§ **What to do**: Within the listing below, filter for "button" and copy every matching line.

§ **Data**:
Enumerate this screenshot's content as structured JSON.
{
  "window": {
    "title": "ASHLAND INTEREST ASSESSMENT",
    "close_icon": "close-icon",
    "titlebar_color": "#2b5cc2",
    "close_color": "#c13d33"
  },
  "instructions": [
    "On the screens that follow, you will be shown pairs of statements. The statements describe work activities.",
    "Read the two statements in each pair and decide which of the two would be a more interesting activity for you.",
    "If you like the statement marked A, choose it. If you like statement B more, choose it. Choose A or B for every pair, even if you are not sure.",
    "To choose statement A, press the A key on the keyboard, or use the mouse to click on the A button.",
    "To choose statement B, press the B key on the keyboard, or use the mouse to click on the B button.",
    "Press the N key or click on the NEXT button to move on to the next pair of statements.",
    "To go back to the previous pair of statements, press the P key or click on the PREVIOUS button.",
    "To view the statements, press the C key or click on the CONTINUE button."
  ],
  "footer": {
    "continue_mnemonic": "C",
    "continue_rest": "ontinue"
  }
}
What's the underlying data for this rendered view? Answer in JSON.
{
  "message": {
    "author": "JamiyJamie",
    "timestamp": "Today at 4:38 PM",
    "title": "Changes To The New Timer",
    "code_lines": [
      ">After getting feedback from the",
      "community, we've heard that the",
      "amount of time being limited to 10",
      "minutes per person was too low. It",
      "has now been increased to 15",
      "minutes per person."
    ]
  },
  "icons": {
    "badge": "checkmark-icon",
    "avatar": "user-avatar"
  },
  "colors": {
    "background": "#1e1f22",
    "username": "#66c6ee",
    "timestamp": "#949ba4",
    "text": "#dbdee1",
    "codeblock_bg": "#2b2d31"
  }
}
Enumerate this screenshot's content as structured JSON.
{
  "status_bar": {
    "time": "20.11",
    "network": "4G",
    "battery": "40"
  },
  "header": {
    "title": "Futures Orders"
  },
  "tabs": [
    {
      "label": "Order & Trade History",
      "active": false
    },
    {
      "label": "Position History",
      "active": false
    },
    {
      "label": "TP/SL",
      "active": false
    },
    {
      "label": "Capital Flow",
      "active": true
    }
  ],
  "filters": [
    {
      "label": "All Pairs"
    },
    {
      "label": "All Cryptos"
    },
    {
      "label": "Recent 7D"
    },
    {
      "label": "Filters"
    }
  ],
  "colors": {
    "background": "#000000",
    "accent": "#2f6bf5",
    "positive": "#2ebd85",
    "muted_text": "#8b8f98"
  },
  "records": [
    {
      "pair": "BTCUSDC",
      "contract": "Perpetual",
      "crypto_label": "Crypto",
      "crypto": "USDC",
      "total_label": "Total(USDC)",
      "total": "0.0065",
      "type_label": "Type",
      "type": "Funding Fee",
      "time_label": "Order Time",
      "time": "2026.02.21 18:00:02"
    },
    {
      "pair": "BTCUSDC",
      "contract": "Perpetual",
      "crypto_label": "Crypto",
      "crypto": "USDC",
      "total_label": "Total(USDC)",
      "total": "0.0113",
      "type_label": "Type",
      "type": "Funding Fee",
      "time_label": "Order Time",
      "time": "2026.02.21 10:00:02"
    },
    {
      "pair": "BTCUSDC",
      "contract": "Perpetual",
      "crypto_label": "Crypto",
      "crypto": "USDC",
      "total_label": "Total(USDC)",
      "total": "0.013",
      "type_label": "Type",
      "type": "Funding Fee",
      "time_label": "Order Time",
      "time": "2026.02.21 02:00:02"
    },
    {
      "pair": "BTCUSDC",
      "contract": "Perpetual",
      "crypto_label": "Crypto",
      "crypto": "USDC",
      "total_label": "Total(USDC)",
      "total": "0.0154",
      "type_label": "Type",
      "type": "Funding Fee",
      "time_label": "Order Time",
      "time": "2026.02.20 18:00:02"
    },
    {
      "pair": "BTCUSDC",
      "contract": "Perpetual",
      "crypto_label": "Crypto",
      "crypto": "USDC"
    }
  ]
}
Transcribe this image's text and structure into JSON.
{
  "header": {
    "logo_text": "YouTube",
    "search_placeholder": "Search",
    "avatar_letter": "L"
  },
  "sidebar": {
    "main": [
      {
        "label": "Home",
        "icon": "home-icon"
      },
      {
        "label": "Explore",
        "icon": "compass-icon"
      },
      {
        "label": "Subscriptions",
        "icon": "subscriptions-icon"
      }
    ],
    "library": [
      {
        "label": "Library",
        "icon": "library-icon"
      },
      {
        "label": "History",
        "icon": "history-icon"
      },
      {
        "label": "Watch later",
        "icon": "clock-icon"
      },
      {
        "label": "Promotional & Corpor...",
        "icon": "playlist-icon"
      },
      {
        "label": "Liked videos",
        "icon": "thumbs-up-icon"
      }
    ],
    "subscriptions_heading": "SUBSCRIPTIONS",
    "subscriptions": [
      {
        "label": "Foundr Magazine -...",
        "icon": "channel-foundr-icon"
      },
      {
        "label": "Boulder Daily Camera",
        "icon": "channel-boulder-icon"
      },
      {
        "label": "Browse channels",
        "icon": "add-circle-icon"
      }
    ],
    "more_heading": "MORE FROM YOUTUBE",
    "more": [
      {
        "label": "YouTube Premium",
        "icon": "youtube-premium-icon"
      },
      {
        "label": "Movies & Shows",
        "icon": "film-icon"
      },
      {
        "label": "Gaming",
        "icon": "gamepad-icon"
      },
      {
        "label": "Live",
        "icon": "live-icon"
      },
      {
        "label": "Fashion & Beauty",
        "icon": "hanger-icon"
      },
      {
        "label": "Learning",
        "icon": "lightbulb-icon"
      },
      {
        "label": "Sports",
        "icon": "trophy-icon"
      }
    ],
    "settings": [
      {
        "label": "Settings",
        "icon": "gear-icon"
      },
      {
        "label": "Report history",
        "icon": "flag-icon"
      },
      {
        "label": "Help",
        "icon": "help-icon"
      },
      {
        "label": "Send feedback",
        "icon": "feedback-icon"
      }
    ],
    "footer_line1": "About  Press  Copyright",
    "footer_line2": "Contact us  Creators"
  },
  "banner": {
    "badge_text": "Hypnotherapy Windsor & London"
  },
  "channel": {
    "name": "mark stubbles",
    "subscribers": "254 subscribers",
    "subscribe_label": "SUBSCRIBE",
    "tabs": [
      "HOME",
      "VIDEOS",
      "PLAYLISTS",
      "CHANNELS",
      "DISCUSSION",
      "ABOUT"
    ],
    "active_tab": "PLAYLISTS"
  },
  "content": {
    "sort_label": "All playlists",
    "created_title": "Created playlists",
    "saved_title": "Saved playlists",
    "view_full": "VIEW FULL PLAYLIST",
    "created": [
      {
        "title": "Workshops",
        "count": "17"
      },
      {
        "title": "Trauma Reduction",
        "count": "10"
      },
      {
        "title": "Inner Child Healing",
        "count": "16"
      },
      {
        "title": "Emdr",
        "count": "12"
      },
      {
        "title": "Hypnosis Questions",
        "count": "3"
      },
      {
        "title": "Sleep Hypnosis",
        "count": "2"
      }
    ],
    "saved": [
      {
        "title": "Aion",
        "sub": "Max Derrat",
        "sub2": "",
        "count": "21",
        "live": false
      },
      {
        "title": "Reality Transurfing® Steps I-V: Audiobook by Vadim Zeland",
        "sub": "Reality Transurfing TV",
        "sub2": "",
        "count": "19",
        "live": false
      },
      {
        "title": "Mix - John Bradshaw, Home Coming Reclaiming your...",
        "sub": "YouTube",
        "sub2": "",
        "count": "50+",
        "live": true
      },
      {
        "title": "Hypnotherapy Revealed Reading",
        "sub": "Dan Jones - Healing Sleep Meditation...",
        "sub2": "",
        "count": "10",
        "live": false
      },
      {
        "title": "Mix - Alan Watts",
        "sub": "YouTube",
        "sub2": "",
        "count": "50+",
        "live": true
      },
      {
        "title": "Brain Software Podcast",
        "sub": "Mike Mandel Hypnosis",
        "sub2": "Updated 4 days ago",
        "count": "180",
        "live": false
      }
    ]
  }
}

§ **Answer for the task**:
    "To choose statement A, press the A key on the keyboard, or use the mouse to click on the A button.",
    "To choose statement B, press the B key on the keyboard, or use the mouse to click on the B button.",
    "Press the N key or click on the NEXT button to move on to the next pair of statements.",
    "To go back to the previous pair of statements, press the P key or click on the PREVIOUS button.",
    "To view the statements, press the C key or click on the CONTINUE button."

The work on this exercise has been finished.